→ What is needed
Word for word, please restate each record and pass over the pictures.

Exercise inputs Block Start

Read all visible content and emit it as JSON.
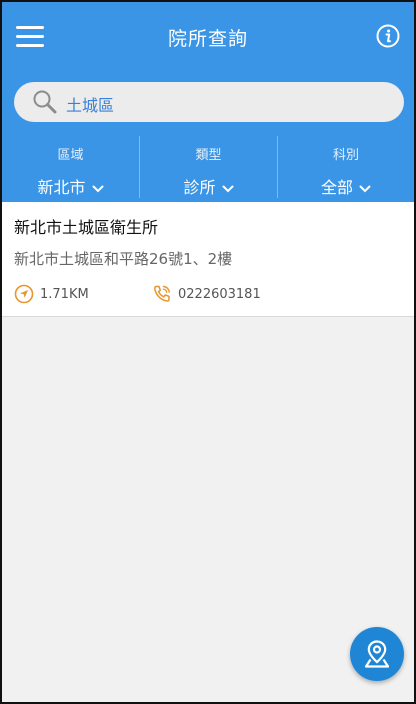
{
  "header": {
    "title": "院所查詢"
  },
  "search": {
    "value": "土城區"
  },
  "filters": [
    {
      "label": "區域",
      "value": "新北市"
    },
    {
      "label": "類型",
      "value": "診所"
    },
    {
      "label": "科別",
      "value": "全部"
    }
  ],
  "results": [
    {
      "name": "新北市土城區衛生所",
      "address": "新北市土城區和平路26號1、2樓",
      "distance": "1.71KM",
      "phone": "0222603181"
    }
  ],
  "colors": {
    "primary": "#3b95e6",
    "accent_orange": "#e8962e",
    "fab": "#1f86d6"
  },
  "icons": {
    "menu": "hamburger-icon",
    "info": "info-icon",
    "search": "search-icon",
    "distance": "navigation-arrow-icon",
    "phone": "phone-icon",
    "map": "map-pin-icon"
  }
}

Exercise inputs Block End

→ Written answer
Read all visible content and emit it as JSON.
{
  "header": {
    "title": "院所查詢"
  },
  "search": {
    "value": "土城區"
  },
  "filters": [
    {
      "label": "區域",
      "value": "新北市"
    },
    {
      "label": "類型",
      "value": "診所"
    },
    {
      "label": "科別",
      "value": "全部"
    }
  ],
  "results": [
    {
      "name": "新北市土城區衛生所",
      "address": "新北市土城區和平路26號1、2樓",
      "distance": "1.71KM",
      "phone": "0222603181"
    }
  ],
  "colors": {
    "primary": "#3b95e6",
    "accent_orange": "#e8962e",
    "fab": "#1f86d6"
  },
  "icons": {
    "menu": "hamburger-icon",
    "info": "info-icon",
    "search": "search-icon",
    "distance": "navigation-arrow-icon",
    "phone": "phone-icon",
    "map": "map-pin-icon"
  }
}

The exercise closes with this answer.